*Records to process*
━━━━━━━━━━━━━━━━━━━━

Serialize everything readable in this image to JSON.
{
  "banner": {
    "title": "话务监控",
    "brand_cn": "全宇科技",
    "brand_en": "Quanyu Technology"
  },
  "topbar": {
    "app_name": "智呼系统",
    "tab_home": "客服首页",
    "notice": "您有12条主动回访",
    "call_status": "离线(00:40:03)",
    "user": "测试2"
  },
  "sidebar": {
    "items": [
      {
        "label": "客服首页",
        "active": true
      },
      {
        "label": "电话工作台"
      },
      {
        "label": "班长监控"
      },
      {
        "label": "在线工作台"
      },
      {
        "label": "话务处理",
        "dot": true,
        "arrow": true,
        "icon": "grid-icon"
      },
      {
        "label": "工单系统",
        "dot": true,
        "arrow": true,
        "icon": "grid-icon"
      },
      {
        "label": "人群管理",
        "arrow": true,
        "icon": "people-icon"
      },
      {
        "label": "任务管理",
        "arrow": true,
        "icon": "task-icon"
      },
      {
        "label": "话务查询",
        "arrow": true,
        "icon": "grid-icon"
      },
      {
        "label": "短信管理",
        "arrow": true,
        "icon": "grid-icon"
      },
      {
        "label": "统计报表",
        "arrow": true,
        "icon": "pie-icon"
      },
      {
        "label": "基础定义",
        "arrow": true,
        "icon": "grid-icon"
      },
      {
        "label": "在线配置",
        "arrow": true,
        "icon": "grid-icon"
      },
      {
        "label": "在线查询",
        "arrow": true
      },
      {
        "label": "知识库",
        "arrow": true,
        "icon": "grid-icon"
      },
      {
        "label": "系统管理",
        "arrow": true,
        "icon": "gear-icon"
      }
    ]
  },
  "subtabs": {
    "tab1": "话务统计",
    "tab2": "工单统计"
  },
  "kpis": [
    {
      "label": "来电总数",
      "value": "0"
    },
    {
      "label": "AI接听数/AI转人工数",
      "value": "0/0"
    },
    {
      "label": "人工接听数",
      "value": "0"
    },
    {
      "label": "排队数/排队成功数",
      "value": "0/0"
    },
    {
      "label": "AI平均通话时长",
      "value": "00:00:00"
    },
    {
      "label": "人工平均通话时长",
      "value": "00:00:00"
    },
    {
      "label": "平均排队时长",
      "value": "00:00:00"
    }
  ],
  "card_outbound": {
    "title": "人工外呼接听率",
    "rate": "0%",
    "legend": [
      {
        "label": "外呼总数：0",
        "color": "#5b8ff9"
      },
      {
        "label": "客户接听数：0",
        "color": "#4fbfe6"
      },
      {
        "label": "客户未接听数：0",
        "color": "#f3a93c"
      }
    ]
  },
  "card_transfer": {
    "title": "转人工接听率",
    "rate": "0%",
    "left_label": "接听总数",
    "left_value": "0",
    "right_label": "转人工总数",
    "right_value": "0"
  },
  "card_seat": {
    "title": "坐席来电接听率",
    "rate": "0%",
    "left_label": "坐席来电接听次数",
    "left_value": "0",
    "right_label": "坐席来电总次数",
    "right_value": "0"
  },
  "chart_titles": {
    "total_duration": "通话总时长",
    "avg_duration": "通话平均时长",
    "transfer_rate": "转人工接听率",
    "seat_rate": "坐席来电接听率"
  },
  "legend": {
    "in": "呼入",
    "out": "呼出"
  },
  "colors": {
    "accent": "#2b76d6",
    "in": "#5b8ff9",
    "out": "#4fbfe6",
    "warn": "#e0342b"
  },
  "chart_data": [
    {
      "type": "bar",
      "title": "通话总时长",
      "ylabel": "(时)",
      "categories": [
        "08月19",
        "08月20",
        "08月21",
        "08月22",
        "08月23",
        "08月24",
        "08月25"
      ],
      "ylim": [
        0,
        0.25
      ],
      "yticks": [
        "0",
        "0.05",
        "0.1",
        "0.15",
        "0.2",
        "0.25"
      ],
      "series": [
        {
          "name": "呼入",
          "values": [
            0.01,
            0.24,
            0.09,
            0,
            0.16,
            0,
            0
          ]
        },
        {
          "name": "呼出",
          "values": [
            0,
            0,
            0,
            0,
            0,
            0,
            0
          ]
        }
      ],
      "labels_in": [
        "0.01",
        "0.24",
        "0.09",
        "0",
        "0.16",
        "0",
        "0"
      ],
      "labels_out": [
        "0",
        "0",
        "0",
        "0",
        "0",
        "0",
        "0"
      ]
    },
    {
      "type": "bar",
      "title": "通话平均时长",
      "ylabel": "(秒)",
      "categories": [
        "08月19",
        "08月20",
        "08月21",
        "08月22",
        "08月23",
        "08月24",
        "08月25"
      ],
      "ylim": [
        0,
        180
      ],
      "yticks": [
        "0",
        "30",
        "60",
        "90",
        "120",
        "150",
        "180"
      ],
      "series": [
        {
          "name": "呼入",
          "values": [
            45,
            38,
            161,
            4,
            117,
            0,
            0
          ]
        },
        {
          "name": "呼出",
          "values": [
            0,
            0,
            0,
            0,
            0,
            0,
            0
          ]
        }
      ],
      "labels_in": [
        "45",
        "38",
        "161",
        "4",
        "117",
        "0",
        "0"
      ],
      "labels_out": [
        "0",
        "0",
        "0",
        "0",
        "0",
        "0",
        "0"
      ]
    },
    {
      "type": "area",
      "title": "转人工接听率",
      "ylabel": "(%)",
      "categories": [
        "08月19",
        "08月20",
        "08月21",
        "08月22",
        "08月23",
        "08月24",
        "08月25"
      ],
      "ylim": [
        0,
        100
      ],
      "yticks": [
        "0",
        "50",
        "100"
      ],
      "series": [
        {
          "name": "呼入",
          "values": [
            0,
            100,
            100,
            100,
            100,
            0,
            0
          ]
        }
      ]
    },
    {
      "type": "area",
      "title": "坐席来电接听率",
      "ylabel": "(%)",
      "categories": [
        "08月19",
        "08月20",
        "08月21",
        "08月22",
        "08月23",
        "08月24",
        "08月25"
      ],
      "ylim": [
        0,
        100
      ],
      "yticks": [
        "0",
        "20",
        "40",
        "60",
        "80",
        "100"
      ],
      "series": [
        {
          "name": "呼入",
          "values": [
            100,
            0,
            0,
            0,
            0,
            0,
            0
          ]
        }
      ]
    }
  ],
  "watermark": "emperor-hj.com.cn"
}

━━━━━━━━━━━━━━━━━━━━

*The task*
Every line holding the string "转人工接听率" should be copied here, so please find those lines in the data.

*Response area*
    "title": "转人工接听率",
    "transfer_rate": "转人工接听率",
      "title": "转人工接听率",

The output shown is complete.